When organizations need to protect extremely valuable systems holding sensitive information, they can implement MFA that requires three-step verification and 2FA. For example, if someone is at a data warehouse and wants to get into a specific subsection, that employee could be required to enter a password, unique PIN, then do an eye scan to gain access. In this case, it's three steps of verification but only two factors.
Leverage granular access management control
Regardless of what system is accessed or which method of authentication and verification you choose to use, granular access control offers organizations another security measure. Granularity means restricting or permitting specific system access and controlling details on when and how MFA is prompted.
Only in certain scenarios does it make sense to require users to constantly verify who they are. System administrators should manage their MFA requirements by setting user-specific standards on the type of MFA solution used, the frequency, application or system, and overall login circumstances.
Much of this can be better executed when MFA is part of a wider access management solution to enforce login restrictions, prompt MFA, and monitor all access logs. UserLock, for instance, also lets system administrators manage user access and verification requirements based on contextual factors such as device origin, time frame, type of session, and whether or not simultaneous sessions are happening at once.
While MFA offers a way to keep the convenience of passwords while bolstering security, the most secure option for some organizations may be to avoid passwords altogether. An alternative solution to MFA for system access management and identity verification is using non-password methods such as biometrics, mobile push notifications, one-time passwords, or email links to log on. In this case, there is no standard login, meaning that no username or password is entered to gain access.
Another form of passwordless authentication is single sign-on (SSO), which gives users access to all systems by just completing one login. UserLock, for example, enables users to access both the cloud applications and network resources of the organization with just their Active Directory credentials. The single sign-on can even combine with MFA requirements for additional security.
Going passwordless eliminates the need for employees to create and memorize complex passwords. It also thwarts phishing scams attempting to access a user’s credentials because there are none, and is overall a more convenient option for employees.
There are some specific advantages to using SSO with Active Directory accounts as well. For instance, ensuring a single set of credentials for all users, keeping Active Directory the central identity management system, and combining it with MFA for better security. There’s also the non-security benefit of improving employee productivity by limiting time spent logging into applications.
Maximize security and convenience with easy-to-use MFA

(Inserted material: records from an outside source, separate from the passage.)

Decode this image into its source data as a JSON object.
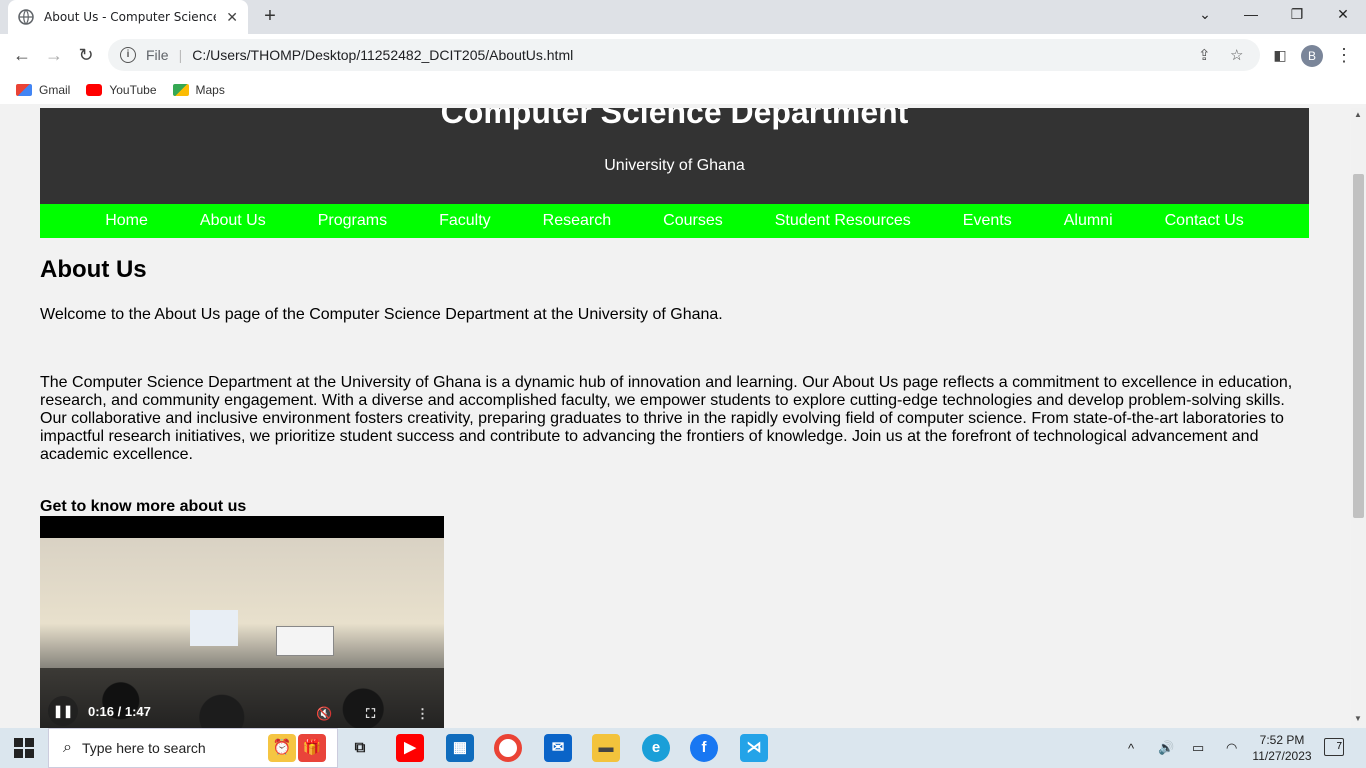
{
  "browser": {
    "tab_title": "About Us - Computer Science D",
    "address_scheme": "File",
    "address_url": "C:/Users/THOMP/Desktop/11252482_DCIT205/AboutUs.html",
    "profile_initial": "B",
    "bookmarks": [
      {
        "label": "Gmail",
        "icon": "gmail-icon",
        "color": "#ea4335"
      },
      {
        "label": "YouTube",
        "icon": "youtube-icon",
        "color": "#ff0000"
      },
      {
        "label": "Maps",
        "icon": "maps-icon",
        "color": "#34a853"
      }
    ]
  },
  "site": {
    "title": "Computer Science Department",
    "subtitle": "University of Ghana",
    "header_color": "#333333",
    "nav_color": "#00ff00",
    "nav": [
      "Home",
      "About Us",
      "Programs",
      "Faculty",
      "Research",
      "Courses",
      "Student Resources",
      "Events",
      "Alumni",
      "Contact Us"
    ]
  },
  "page": {
    "heading": "About Us",
    "welcome": "Welcome to the About Us page of the Computer Science Department at the University of Ghana.",
    "body": "The Computer Science Department at the University of Ghana is a dynamic hub of innovation and learning. Our About Us page reflects a commitment to excellence in education, research, and community engagement. With a diverse and accomplished faculty, we empower students to explore cutting-edge technologies and develop problem-solving skills. Our collaborative and inclusive environment fosters creativity, preparing graduates to thrive in the rapidly evolving field of computer science. From state-of-the-art laboratories to impactful research initiatives, we prioritize student success and contribute to advancing the frontiers of knowledge. Join us at the forefront of technological advancement and academic excellence.",
    "video_heading": "Get to know more about us",
    "video_time": "0:16 / 1:47"
  },
  "taskbar": {
    "search_placeholder": "Type here to search",
    "time": "7:52 PM",
    "date": "11/27/2023",
    "notifications": "7"
  }
}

Balancing convenience of access for employees while preventing security threats is a challenge for many organizations. Simply requiring a single authentication with a traditional username and password is no longer enough to prevent threat actors from authorized access. Since passwords can be compromised, it’s critical to implement the extra security layer of multi-factor authentication, two-step verification or two-factor authentication.

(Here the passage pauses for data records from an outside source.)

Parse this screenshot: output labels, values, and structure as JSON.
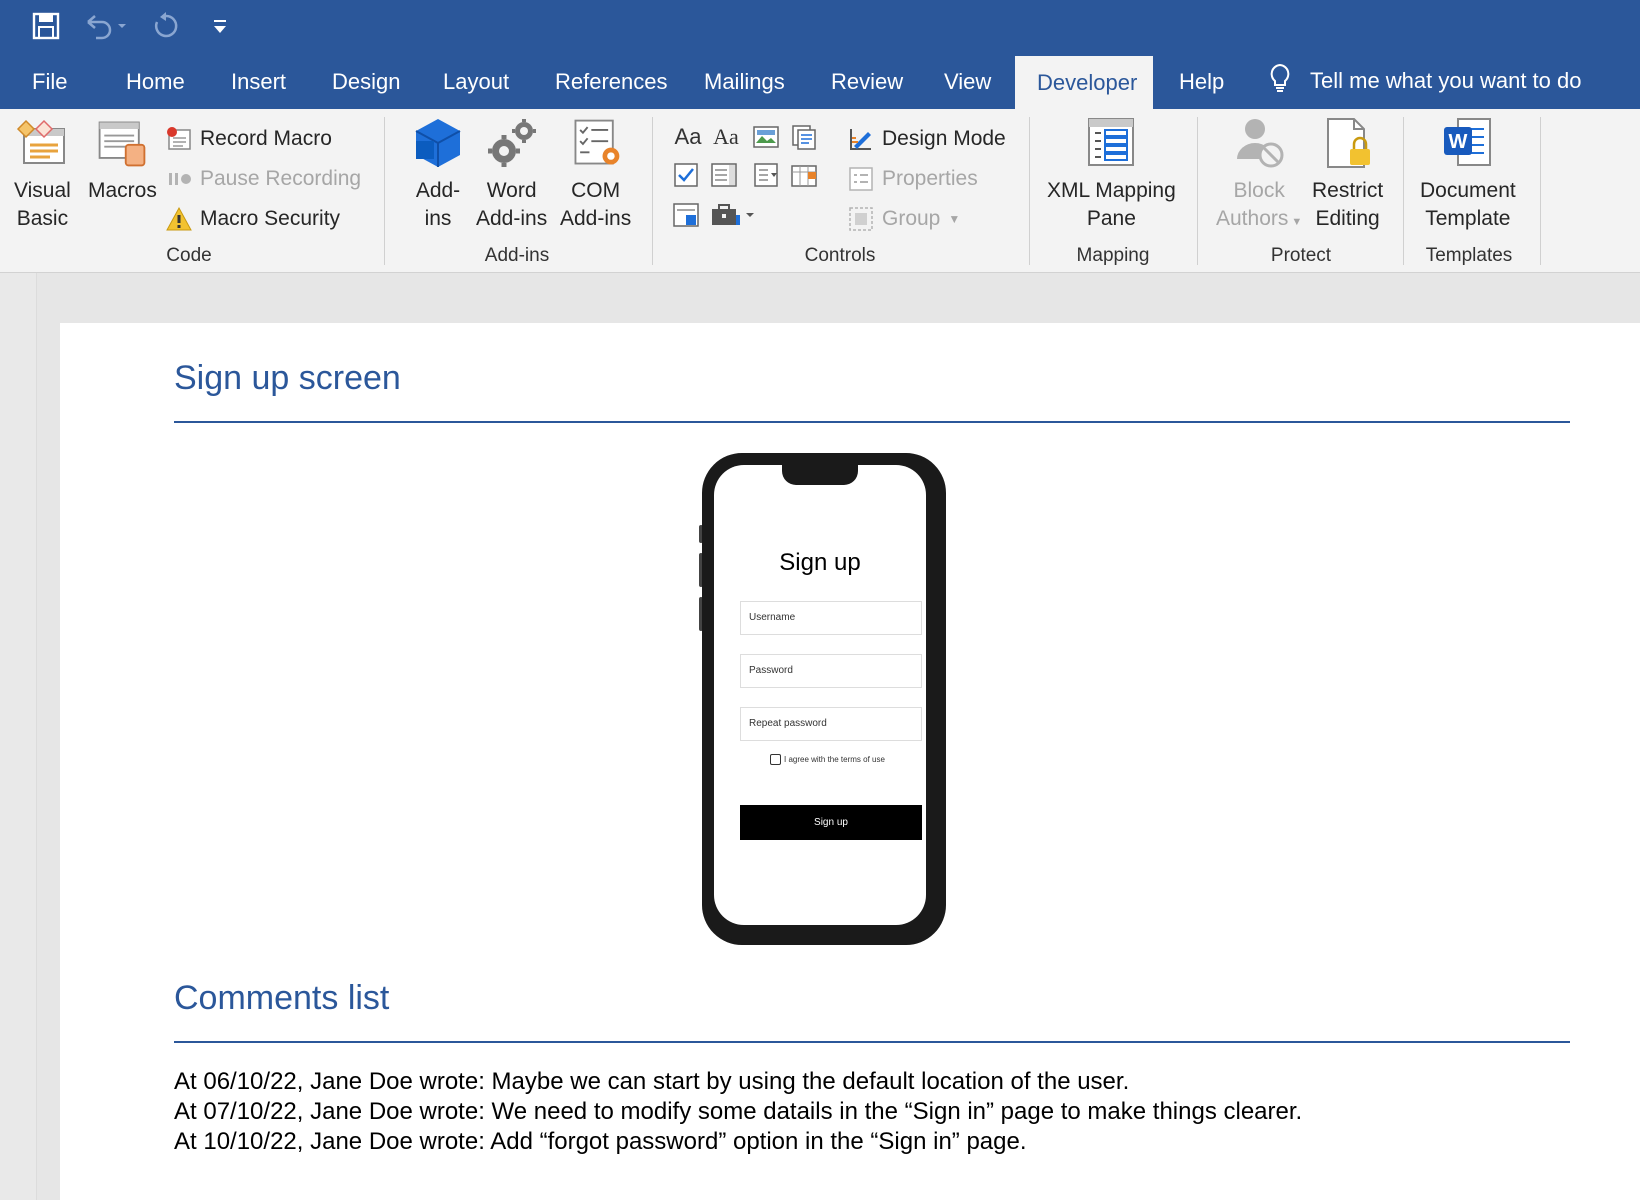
{
  "quick_access": {
    "save": "save-icon",
    "undo": "undo-icon",
    "redo": "redo-icon",
    "customize": "customize-qat-icon"
  },
  "tabs": [
    {
      "label": "File"
    },
    {
      "label": "Home"
    },
    {
      "label": "Insert"
    },
    {
      "label": "Design"
    },
    {
      "label": "Layout"
    },
    {
      "label": "References"
    },
    {
      "label": "Mailings"
    },
    {
      "label": "Review"
    },
    {
      "label": "View"
    },
    {
      "label": "Developer",
      "active": true
    },
    {
      "label": "Help"
    }
  ],
  "tell_me": "Tell me what you want to do",
  "ribbon": {
    "code": {
      "label": "Code",
      "visual_basic": {
        "line1": "Visual",
        "line2": "Basic"
      },
      "macros": "Macros",
      "record_macro": "Record Macro",
      "pause_recording": "Pause Recording",
      "macro_security": "Macro Security"
    },
    "addins": {
      "label": "Add-ins",
      "addins": {
        "line1": "Add-",
        "line2": "ins"
      },
      "word_addins": {
        "line1": "Word",
        "line2": "Add-ins"
      },
      "com_addins": {
        "line1": "COM",
        "line2": "Add-ins"
      }
    },
    "controls": {
      "label": "Controls",
      "design_mode": "Design Mode",
      "properties": "Properties",
      "group": "Group"
    },
    "mapping": {
      "label": "Mapping",
      "xml_mapping": {
        "line1": "XML Mapping",
        "line2": "Pane"
      }
    },
    "protect": {
      "label": "Protect",
      "block_authors": {
        "line1": "Block",
        "line2": "Authors"
      },
      "restrict_editing": {
        "line1": "Restrict",
        "line2": "Editing"
      }
    },
    "templates": {
      "label": "Templates",
      "document_template": {
        "line1": "Document",
        "line2": "Template"
      }
    }
  },
  "document": {
    "heading1": "Sign up screen",
    "heading2": "Comments list",
    "phone": {
      "title": "Sign up",
      "username": "Username",
      "password": "Password",
      "repeat_password": "Repeat password",
      "agree": "I agree with the terms of use",
      "button": "Sign up"
    },
    "comments": [
      "At 06/10/22, Jane Doe wrote: Maybe we can start by using the default location of the user.",
      "At 07/10/22, Jane Doe wrote: We need to modify some datails in the “Sign in” page to make things clearer.",
      "At 10/10/22, Jane Doe wrote: Add “forgot password” option in the “Sign in” page."
    ]
  },
  "colors": {
    "brand": "#2b579a",
    "ribbon": "#f3f3f3",
    "heading": "#2b579a"
  }
}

To maximize security, it’s also best practice to combine authentication requirements with access control management and granularity (controlling who has permission, to what systems, how they must gain access, when they can, and where they can access from). Access control, MFA, and even single sign-on (for those that want to shift to passwordless) can all be managed from Active Directory with UserLock.